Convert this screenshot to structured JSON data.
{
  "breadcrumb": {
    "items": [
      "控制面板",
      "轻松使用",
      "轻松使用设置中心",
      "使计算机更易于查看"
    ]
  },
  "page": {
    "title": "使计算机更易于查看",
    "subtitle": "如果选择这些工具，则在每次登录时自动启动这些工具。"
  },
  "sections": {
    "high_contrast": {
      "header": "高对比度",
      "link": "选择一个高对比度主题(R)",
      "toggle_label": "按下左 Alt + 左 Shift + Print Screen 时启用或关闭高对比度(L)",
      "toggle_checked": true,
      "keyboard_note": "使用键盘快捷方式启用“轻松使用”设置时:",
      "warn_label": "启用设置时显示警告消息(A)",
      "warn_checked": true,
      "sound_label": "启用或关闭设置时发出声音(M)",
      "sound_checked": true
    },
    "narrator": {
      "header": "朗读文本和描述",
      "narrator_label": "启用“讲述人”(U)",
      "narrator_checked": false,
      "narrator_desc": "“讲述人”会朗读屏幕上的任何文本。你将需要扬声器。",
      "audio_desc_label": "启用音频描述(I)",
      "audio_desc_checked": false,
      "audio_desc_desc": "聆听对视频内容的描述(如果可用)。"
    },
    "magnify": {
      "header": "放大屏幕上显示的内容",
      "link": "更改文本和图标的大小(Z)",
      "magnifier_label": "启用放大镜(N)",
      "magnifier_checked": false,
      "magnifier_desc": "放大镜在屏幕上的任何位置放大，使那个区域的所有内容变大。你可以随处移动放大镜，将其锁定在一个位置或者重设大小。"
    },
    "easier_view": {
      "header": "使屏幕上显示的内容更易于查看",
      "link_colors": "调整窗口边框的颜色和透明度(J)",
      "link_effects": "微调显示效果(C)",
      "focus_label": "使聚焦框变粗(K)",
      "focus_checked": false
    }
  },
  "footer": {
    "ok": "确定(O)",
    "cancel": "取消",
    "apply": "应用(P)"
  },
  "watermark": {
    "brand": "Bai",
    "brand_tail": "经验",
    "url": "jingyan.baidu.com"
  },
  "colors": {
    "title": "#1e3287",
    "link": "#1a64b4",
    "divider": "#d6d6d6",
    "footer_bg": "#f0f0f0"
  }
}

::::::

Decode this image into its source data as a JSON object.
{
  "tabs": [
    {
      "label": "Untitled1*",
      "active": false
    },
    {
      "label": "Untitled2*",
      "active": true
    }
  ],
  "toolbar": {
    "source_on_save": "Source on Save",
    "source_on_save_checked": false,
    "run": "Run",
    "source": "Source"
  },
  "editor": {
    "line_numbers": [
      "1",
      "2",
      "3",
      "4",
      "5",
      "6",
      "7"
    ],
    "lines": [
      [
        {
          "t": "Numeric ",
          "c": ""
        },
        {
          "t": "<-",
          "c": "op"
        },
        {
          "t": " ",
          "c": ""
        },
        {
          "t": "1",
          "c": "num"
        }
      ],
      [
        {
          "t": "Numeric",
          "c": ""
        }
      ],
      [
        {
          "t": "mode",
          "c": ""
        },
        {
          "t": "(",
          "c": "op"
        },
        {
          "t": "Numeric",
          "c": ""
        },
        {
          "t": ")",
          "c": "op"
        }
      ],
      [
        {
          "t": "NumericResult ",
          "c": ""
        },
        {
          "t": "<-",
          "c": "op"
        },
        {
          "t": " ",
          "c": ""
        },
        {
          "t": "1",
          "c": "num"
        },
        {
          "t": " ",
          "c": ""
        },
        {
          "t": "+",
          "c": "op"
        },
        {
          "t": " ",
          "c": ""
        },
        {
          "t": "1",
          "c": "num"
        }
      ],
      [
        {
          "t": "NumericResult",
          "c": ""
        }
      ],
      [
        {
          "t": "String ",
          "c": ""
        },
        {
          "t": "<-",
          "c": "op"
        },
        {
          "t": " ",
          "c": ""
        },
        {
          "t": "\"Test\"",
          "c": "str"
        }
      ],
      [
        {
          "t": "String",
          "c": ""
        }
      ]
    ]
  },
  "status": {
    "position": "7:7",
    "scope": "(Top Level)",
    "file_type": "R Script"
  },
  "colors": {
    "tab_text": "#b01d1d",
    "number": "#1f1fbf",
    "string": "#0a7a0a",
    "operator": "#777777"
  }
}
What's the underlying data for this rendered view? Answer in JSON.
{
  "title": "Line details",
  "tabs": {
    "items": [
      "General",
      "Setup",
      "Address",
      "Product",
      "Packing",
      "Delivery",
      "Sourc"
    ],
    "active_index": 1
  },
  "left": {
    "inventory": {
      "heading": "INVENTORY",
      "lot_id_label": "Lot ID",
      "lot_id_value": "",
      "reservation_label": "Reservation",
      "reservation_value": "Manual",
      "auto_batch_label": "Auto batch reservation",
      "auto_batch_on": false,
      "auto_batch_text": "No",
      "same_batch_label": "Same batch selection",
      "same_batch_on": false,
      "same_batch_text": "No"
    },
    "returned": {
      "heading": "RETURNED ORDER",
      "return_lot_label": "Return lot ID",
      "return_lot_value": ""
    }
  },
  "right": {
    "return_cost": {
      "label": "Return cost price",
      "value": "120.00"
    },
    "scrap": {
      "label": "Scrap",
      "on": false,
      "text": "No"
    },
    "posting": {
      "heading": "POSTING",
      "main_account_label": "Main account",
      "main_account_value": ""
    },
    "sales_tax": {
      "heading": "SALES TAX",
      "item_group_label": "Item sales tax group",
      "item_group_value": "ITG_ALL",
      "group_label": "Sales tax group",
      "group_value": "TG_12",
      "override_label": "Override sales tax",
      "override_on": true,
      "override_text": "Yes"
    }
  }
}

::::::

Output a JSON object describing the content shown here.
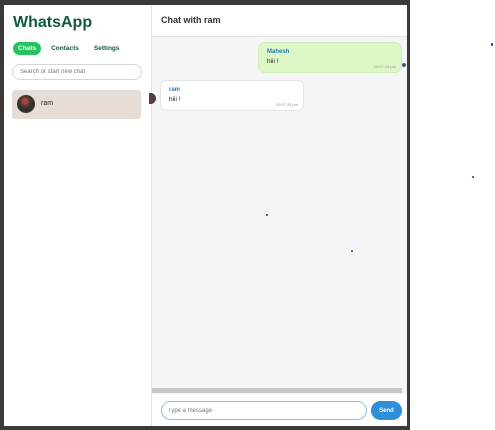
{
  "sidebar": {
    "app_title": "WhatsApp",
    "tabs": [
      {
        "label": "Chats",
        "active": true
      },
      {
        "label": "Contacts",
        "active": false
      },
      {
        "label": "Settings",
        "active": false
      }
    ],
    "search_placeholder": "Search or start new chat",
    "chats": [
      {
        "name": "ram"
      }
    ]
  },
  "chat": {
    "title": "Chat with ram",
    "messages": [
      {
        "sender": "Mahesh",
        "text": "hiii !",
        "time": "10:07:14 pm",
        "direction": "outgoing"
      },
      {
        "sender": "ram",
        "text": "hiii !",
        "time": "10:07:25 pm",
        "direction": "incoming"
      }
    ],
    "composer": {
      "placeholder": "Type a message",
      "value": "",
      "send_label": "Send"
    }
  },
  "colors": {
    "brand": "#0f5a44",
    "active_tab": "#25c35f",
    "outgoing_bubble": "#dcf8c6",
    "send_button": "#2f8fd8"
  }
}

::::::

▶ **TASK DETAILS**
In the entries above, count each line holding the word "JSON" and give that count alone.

▶ **EXPECTED ANSWER**
4